= EXERCISE MATERIALS =
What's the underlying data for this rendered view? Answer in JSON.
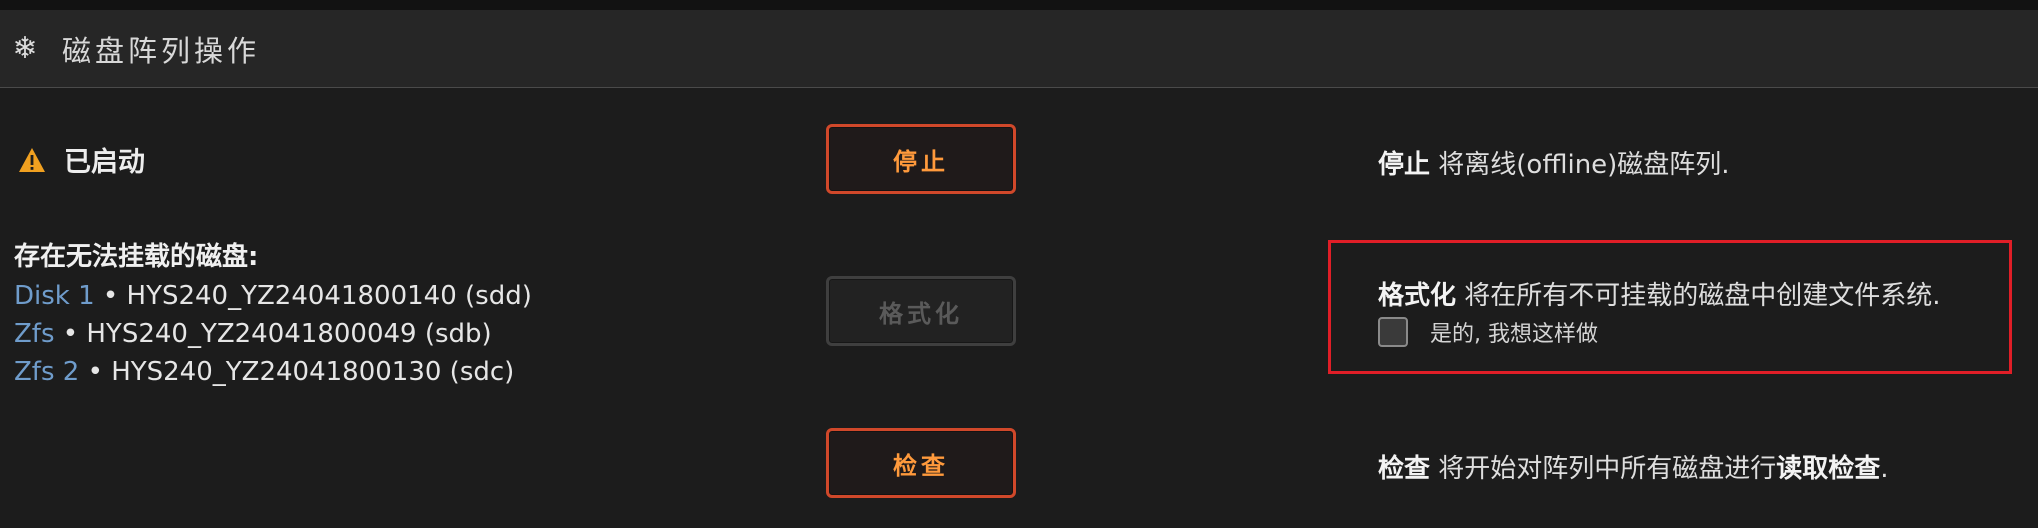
{
  "header": {
    "title": "磁盘阵列操作",
    "icon": "snowflake-icon"
  },
  "status": {
    "icon": "warning-icon",
    "text": "已启动",
    "icon_color": "#f0a020"
  },
  "buttons": {
    "stop": "停止",
    "format": "格式化",
    "check": "检查"
  },
  "descriptions": {
    "stop": {
      "bold": "停止",
      "text": " 将离线(offline)磁盘阵列."
    },
    "format": {
      "bold": "格式化",
      "text": " 将在所有不可挂载的磁盘中创建文件系统."
    },
    "check": {
      "bold": "检查",
      "text_before": " 将开始对阵列中所有磁盘进行",
      "bold2": "读取检查",
      "text_after": "."
    }
  },
  "unmountable": {
    "title": "存在无法挂载的磁盘:",
    "disks": [
      {
        "name": "Disk 1",
        "detail": " • HYS240_YZ24041800140 (sdd)"
      },
      {
        "name": "Zfs",
        "detail": " • HYS240_YZ24041800049 (sdb)"
      },
      {
        "name": "Zfs 2",
        "detail": " • HYS240_YZ24041800130 (sdc)"
      }
    ]
  },
  "confirm": {
    "label": "是的, 我想这样做",
    "checked": false
  },
  "colors": {
    "accent_orange": "#ff9a3c",
    "button_border": "#d0482a",
    "highlight_red": "#e01e27",
    "disk_link": "#6f9ccb"
  }
}
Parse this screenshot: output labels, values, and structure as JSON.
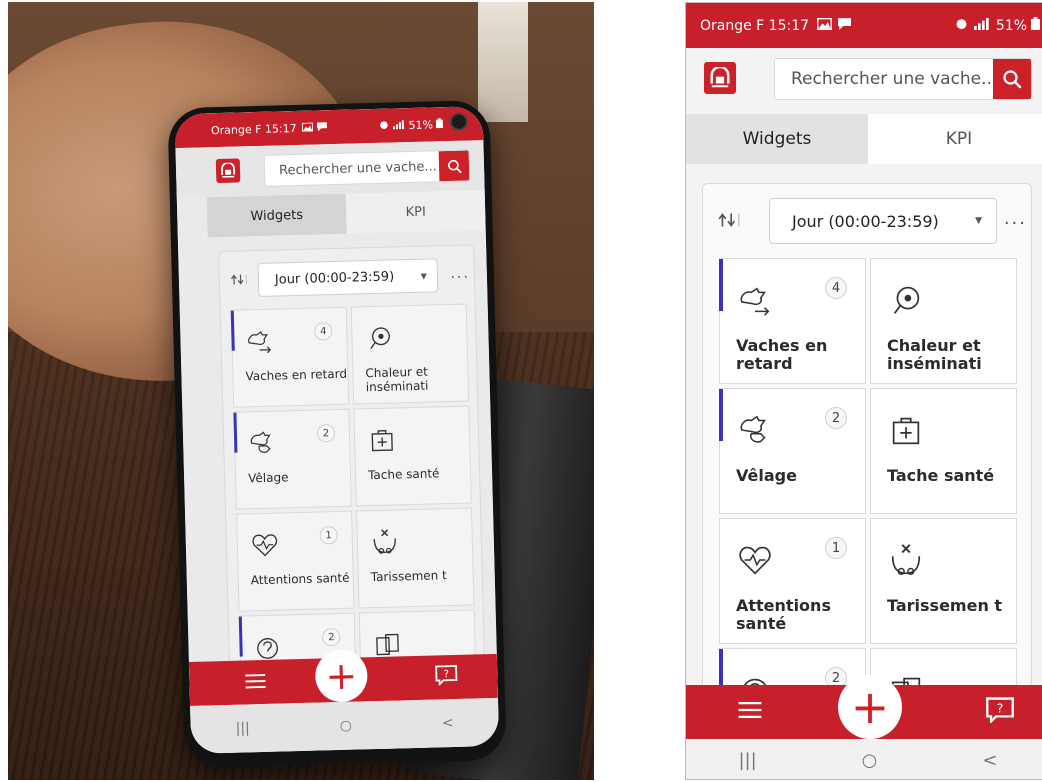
{
  "status_bar": {
    "carrier_time": "Orange F 15:17",
    "battery": "51%"
  },
  "search": {
    "placeholder": "Rechercher une vache..."
  },
  "tabs": [
    {
      "label": "Widgets",
      "active": true
    },
    {
      "label": "KPI",
      "active": false
    }
  ],
  "period_select": {
    "value": "Jour (00:00-23:59)"
  },
  "more_menu": "...",
  "tiles": [
    {
      "label": "Vaches en retard",
      "badge": "4",
      "icon": "cow-arrow-icon",
      "flagged": true
    },
    {
      "label": "Chaleur et inséminati",
      "badge": "",
      "icon": "insemination-icon",
      "flagged": false
    },
    {
      "label": "Vêlage",
      "badge": "2",
      "icon": "calving-icon",
      "flagged": true
    },
    {
      "label": "Tache santé",
      "badge": "",
      "icon": "health-kit-icon",
      "flagged": false
    },
    {
      "label": "Attentions santé",
      "badge": "1",
      "icon": "heart-pulse-icon",
      "flagged": false
    },
    {
      "label": "Tarissemen t",
      "badge": "",
      "icon": "dry-off-udder-icon",
      "flagged": false
    },
    {
      "label": "",
      "badge": "2",
      "icon": "question-icon",
      "flagged": true
    },
    {
      "label": "",
      "badge": "",
      "icon": "cards-icon",
      "flagged": false
    }
  ],
  "bottom_bar": {
    "menu_icon": "menu-icon",
    "add_icon": "plus-icon",
    "help_icon": "help-chat-icon",
    "add_symbol": "+"
  },
  "nav_bar": {
    "recent": "|||",
    "home": "○",
    "back": "<"
  },
  "colors": {
    "brand_red": "#c8202a",
    "flag_blue": "#3b32b8"
  }
}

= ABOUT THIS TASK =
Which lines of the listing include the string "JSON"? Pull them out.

= TASK RESPONSE =
What's the underlying data for this rendered view? Answer in JSON.
Parse this screenshot: output labels, values, and structure as JSON.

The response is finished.